Mr. Adams' second point, "utmost deliberation" again has echoes in today's limousine market. Now, more than ever, limousine company managers must discuss and consider business tactics, weighing factors for and against before making a critical decision. The pricing pressures that marginal or outright disreputable operators present is an unfortunate fact of life in today's market.
But rather than succumbing to a "price only" approach, savvy operators should take the opportunity to separate themselves by emphasizing the superior quality of their company versus the lowballers. Give prospective customers reasons that won't allow them to make a cost-only "apples to apples" comparison.
Customer testimonials, insurance company safety awards, industry trade association memberships and awards, etc. are all positive traits that differentiate the contenders from the pretenders in the limousine industry. A superior company cannot let its prospects look at its transportation service as a commodity. Rather, it needs to do all that it can to stress its uniqueness and have prospects understand that they truly get what they pay for. And what they are really looking (and paying) for is safe, reliable transportation, not just a ride from point "A" to point "B".
At Lancer, we know all too well about reckless competition, as we have seen dozens of self-proclaimed "limo insurers" attempt to buy their way into the market over the last 25 years by cutting prices. Inevitably, most implode and disappear when it comes time to honor their commitment to pay claims. Sadly, many limousine companies are left to pick up the pieces after their insurer's shameful exit. More than ever, you need to deal only with limousine insurance experts who have proven their expertise and commitment to the industry over time.

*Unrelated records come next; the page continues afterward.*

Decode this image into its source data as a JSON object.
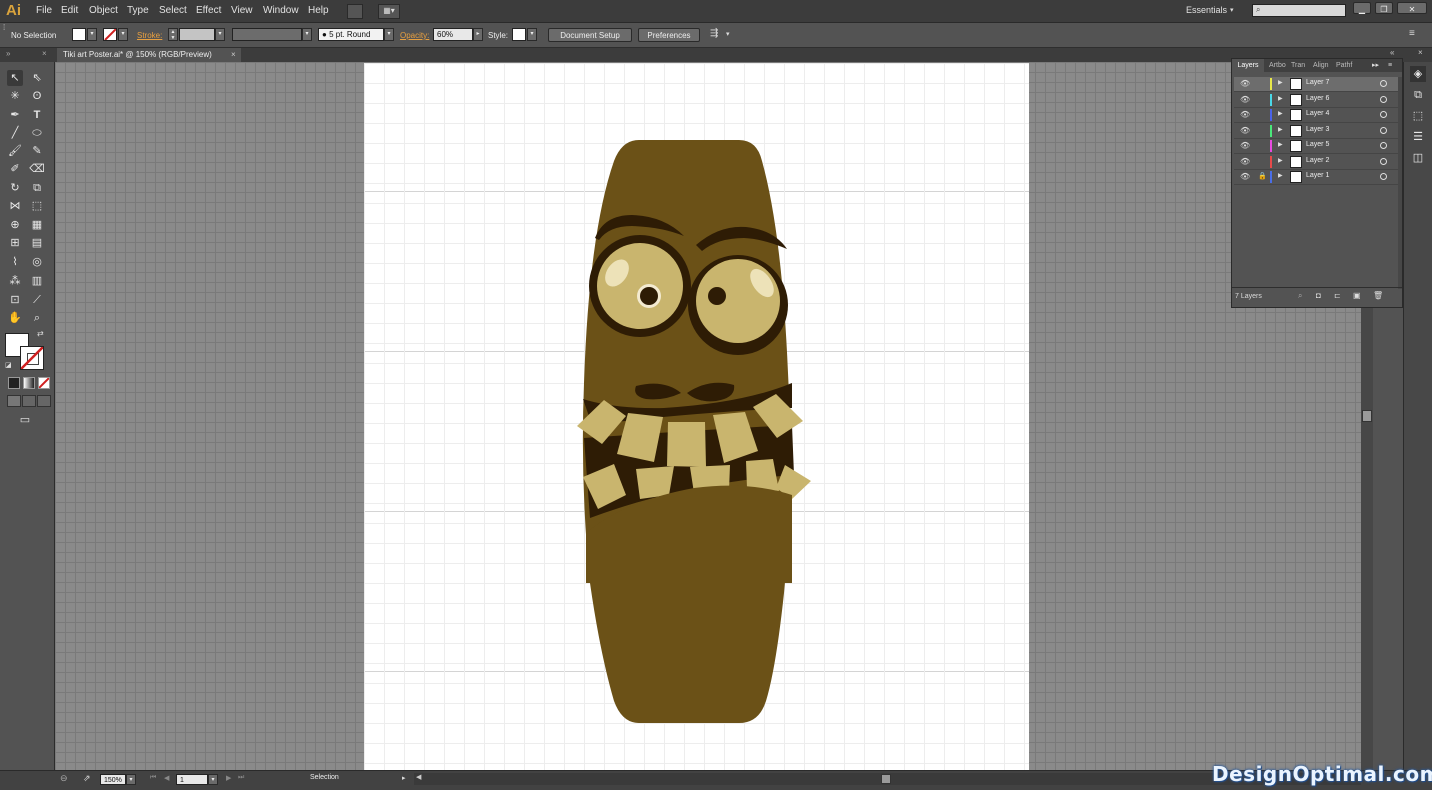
{
  "app": {
    "logo": "Ai",
    "workspace": "Essentials"
  },
  "menu": [
    "File",
    "Edit",
    "Object",
    "Type",
    "Select",
    "Effect",
    "View",
    "Window",
    "Help"
  ],
  "control_bar": {
    "selection_state": "No Selection",
    "stroke_label": "Stroke:",
    "brush": "5 pt. Round",
    "opacity_label": "Opacity:",
    "opacity_value": "60%",
    "style_label": "Style:",
    "document_setup": "Document Setup",
    "preferences": "Preferences"
  },
  "document_tab": {
    "title": "Tiki art Poster.ai* @ 150% (RGB/Preview)",
    "close": "×"
  },
  "layers_panel": {
    "tabs": [
      "Layers",
      "Artbo",
      "Tran",
      "Align",
      "Pathf"
    ],
    "layers": [
      {
        "name": "Layer 7",
        "color": "#e8e84a",
        "selected": true,
        "locked": false
      },
      {
        "name": "Layer 6",
        "color": "#4ad8e8",
        "selected": false,
        "locked": false
      },
      {
        "name": "Layer 4",
        "color": "#4a62e8",
        "selected": false,
        "locked": false
      },
      {
        "name": "Layer 3",
        "color": "#4ae87a",
        "selected": false,
        "locked": false
      },
      {
        "name": "Layer 5",
        "color": "#e84ae0",
        "selected": false,
        "locked": false
      },
      {
        "name": "Layer 2",
        "color": "#e84a4a",
        "selected": false,
        "locked": false
      },
      {
        "name": "Layer 1",
        "color": "#4a6ee8",
        "selected": false,
        "locked": true
      }
    ],
    "count_label": "7 Layers"
  },
  "status_bar": {
    "zoom": "150%",
    "page": "1",
    "mode": "Selection"
  },
  "watermark": "DesignOptimal.com",
  "colors": {
    "tiki_body": "#6b5117",
    "tiki_dark": "#2e1c05",
    "tiki_light": "#c9b56e",
    "accent": "#d9a33c"
  }
}
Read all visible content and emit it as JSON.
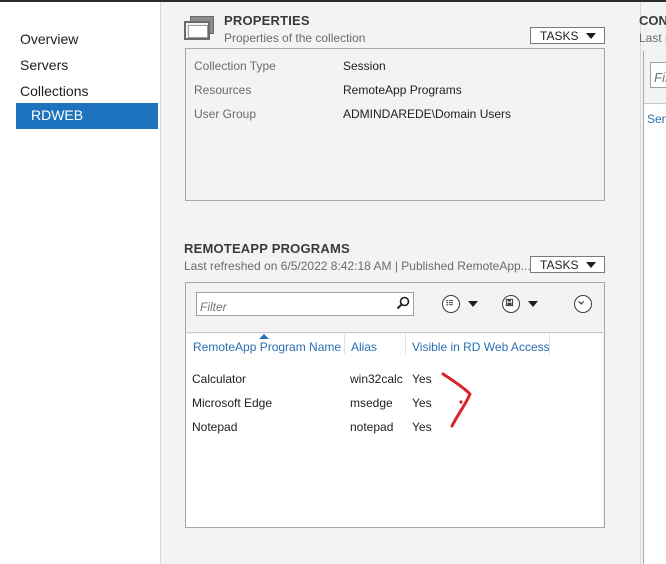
{
  "nav": {
    "items": [
      "Overview",
      "Servers",
      "Collections",
      "RDWEB"
    ]
  },
  "properties": {
    "title": "PROPERTIES",
    "subtitle": "Properties of the collection",
    "tasks_label": "TASKS",
    "rows": [
      {
        "label": "Collection Type",
        "value": "Session"
      },
      {
        "label": "Resources",
        "value": "RemoteApp Programs"
      },
      {
        "label": "User Group",
        "value": "ADMINDAREDE\\Domain Users"
      }
    ]
  },
  "remoteapp": {
    "title": "REMOTEAPP PROGRAMS",
    "subtitle": "Last refreshed on 6/5/2022 8:42:18 AM | Published RemoteApp...",
    "tasks_label": "TASKS",
    "filter_placeholder": "Filter",
    "columns": [
      "RemoteApp Program Name",
      "Alias",
      "Visible in RD Web Access"
    ],
    "rows": [
      {
        "name": "Calculator",
        "alias": "win32calc",
        "visible": "Yes"
      },
      {
        "name": "Microsoft Edge",
        "alias": "msedge",
        "visible": "Yes"
      },
      {
        "name": "Notepad",
        "alias": "notepad",
        "visible": "Yes"
      }
    ]
  },
  "right_section": {
    "title": "CONN",
    "subtitle": "Last r",
    "filter_placeholder": "Fil",
    "link": "Serv"
  },
  "annotation": {
    "color": "#d9232a"
  },
  "colors": {
    "accent": "#1e73be",
    "link": "#2a6fb3"
  }
}
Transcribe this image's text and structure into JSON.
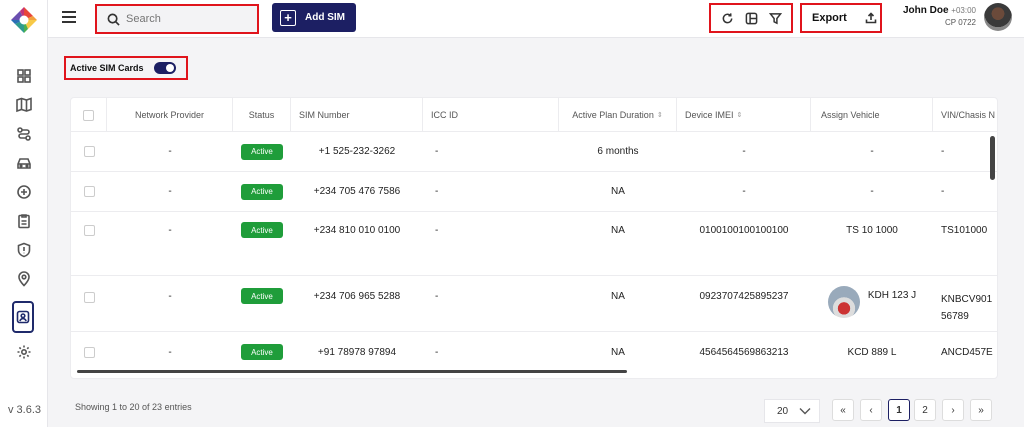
{
  "app": {
    "version": "v 3.6.3"
  },
  "sidebar": {
    "items": [
      {
        "icon": "grid-icon"
      },
      {
        "icon": "map-icon"
      },
      {
        "icon": "route-icon"
      },
      {
        "icon": "car-icon"
      },
      {
        "icon": "device-icon"
      },
      {
        "icon": "clipboard-icon"
      },
      {
        "icon": "alert-icon"
      },
      {
        "icon": "location-pin-icon"
      },
      {
        "icon": "sim-card-icon",
        "active": true
      },
      {
        "icon": "gear-icon"
      }
    ]
  },
  "topbar": {
    "search_placeholder": "Search",
    "add_sim_label": "Add SIM",
    "export_label": "Export",
    "user": {
      "name": "John Doe",
      "timezone": "+03:00",
      "code": "CP 0722"
    }
  },
  "filters": {
    "active_sim_label": "Active SIM Cards",
    "active_sim_enabled": true
  },
  "table": {
    "columns": [
      "Network Provider",
      "Status",
      "SIM Number",
      "ICC ID",
      "Active Plan Duration",
      "Device IMEI",
      "Assign Vehicle",
      "VIN/Chasis N"
    ],
    "rows": [
      {
        "provider": "-",
        "status": "Active",
        "sim": "+1 525-232-3262",
        "icc": "-",
        "duration": "6 months",
        "imei": "-",
        "vehicle": "-",
        "vin": "-"
      },
      {
        "provider": "-",
        "status": "Active",
        "sim": "+234 705 476 7586",
        "icc": "-",
        "duration": "NA",
        "imei": "-",
        "vehicle": "-",
        "vin": "-"
      },
      {
        "provider": "-",
        "status": "Active",
        "sim": "+234 810 010 0100",
        "icc": "-",
        "duration": "NA",
        "imei": "0100100100100100",
        "vehicle": "TS 10 1000",
        "vin": "TS101000"
      },
      {
        "provider": "-",
        "status": "Active",
        "sim": "+234 706 965 5288",
        "icc": "-",
        "duration": "NA",
        "imei": "0923707425895237",
        "vehicle": "KDH 123 J",
        "vin": "KNBCV901 56789"
      },
      {
        "provider": "-",
        "status": "Active",
        "sim": "+91 78978 97894",
        "icc": "-",
        "duration": "NA",
        "imei": "4564564569863213",
        "vehicle": "KCD 889 L",
        "vin": "ANCD457E"
      }
    ]
  },
  "footer": {
    "showing": "Showing 1 to 20 of 23 entries",
    "per_page": "20",
    "pages": [
      "1",
      "2"
    ],
    "current_page": "1"
  }
}
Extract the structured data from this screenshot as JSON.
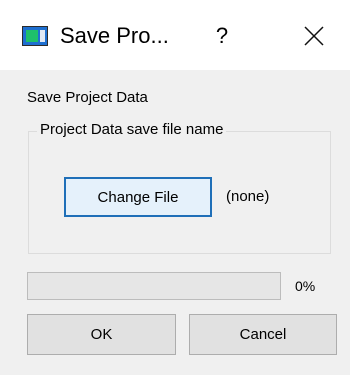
{
  "window": {
    "title": "Save Pro...",
    "icon": "app-window-icon",
    "help_label": "?",
    "close_icon": "close-icon"
  },
  "dialog": {
    "section_title": "Save Project Data",
    "group_label": "Project Data save file name",
    "change_file_label": "Change File",
    "file_value": "(none)",
    "progress_percent": 0,
    "progress_text": "0%",
    "ok_label": "OK",
    "cancel_label": "Cancel"
  },
  "colors": {
    "accent": "#1f6fb8",
    "dialog_bg": "#f0f0f0"
  }
}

Sticking with Mr. Adams, his third point, "utmost fortitude," can best be summed up in the limousine industry by, more than ever, having the courage to stick to the company's business plan despite that day's, week's or month's gloomy news. That business plan, however, should show flexibility that allows operators to pursue new opportunities that present themselves. Previously unavailable chances to bid on business made available by the severe reduction in business commuter flights to regional airports is a good example of business plan flexibility. Revenues that were very difficult, if not impossible, to secure in the past are now available if private operators show the creativity required to let the business traveler know that there are other very attractive transportation options, e.g. a stretch limousine or luxury mini-bus, to get him or her to that key business meeting in a safe and comfortable manner.
Finally, our colonial-era patriot said that tough times call for "utmost perseverance." In the limousine business, not unlike most businesses, operators are used to managing the inevitable cycles. While most down cycles of recent memory have not reached the depth of the current one, it is still the normal course of the ebb and flow of our economic system. The key to not only surviving but thriving in down times is maintaining focus on what has contributed to your past success: building and constantly challenging a strong management team; recruiting, selecting, training and re-training your drivers; emphasizing the superior quality of your company's services versus your competitors; uncovering and exploiting any and all new opportunities; and partnering with solid insurance companies that truly understand your business and are committed to you through good times and bad. This perseverance can and will help bring the premier passenger transportation companies through today's crisis.
Lancer's latest advertisement, "Storm Shelter," succinctly sums up our commitment to seeing an even stronger limousine industry emerge from today's challenges. And in the words of Samuel Adams, "more than ever" you need the experience and expertise of the industry's most innovative insurers. Now, more than ever, you need Lancer.